Excerpts from an interface dataset
○ ○ ○ ○ ○

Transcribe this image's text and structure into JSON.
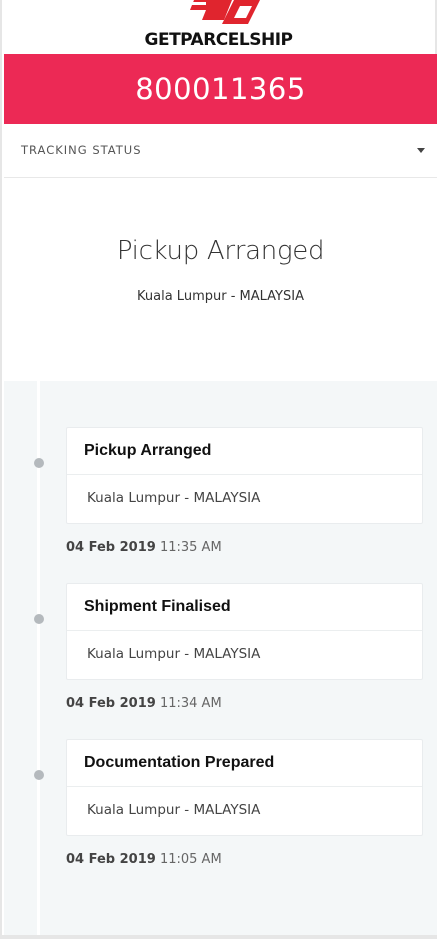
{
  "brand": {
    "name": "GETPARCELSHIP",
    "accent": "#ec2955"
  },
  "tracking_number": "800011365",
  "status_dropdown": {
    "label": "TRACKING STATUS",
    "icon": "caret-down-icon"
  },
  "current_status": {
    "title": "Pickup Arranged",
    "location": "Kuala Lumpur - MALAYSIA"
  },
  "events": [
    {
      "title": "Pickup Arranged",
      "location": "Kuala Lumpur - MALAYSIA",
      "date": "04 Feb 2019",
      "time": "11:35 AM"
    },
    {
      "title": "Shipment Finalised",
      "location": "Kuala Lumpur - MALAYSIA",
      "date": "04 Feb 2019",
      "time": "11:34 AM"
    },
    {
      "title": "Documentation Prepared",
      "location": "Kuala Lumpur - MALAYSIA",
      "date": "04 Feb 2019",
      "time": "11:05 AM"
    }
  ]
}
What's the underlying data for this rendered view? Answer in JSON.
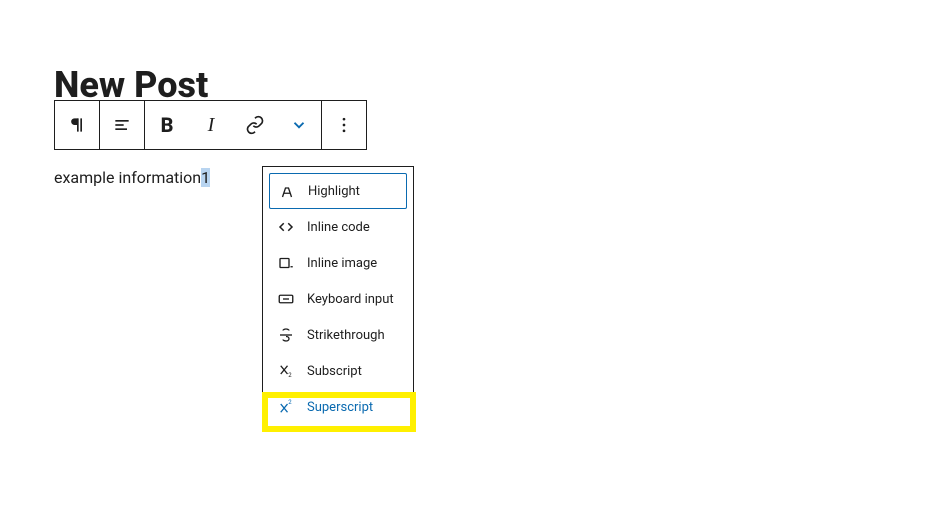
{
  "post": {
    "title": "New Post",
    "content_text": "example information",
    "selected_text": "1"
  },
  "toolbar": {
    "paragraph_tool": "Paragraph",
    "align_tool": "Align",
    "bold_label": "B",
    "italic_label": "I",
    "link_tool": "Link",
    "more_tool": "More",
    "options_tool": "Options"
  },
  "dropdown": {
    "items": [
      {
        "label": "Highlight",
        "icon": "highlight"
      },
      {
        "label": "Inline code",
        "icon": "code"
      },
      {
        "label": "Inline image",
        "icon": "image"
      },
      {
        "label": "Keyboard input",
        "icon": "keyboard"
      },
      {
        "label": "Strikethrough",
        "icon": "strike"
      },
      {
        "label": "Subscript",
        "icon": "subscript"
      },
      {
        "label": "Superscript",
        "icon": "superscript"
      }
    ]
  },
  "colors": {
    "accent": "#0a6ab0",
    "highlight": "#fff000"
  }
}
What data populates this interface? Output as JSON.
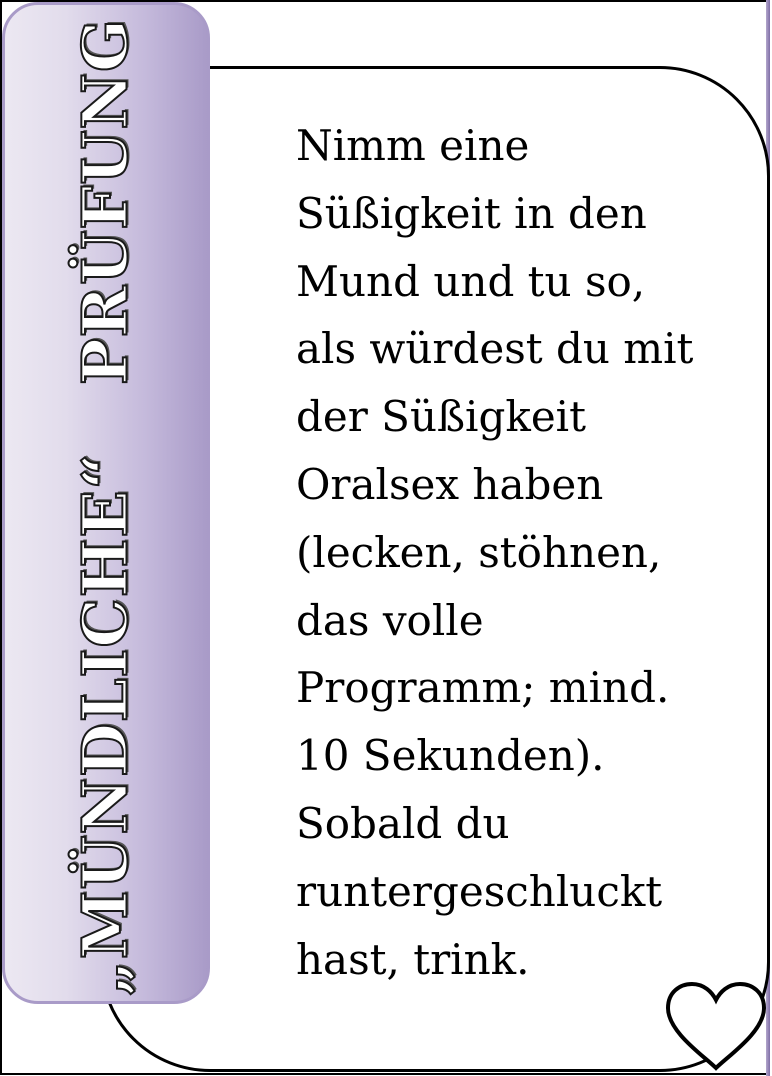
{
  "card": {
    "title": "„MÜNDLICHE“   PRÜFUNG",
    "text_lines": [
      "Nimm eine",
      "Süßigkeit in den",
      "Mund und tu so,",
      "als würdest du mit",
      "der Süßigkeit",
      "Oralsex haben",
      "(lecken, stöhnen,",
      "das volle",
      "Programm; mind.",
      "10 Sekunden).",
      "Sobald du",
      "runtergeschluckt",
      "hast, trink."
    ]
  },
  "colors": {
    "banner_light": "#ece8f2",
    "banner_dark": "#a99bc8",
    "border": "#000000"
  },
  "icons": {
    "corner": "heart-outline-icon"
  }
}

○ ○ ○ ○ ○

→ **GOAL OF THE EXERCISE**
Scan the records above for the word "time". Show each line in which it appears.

→ **THE COMPLETED TASK**
      "time": "11:35 AM"
      "time": "11:34 AM"
      "time": "11:05 AM"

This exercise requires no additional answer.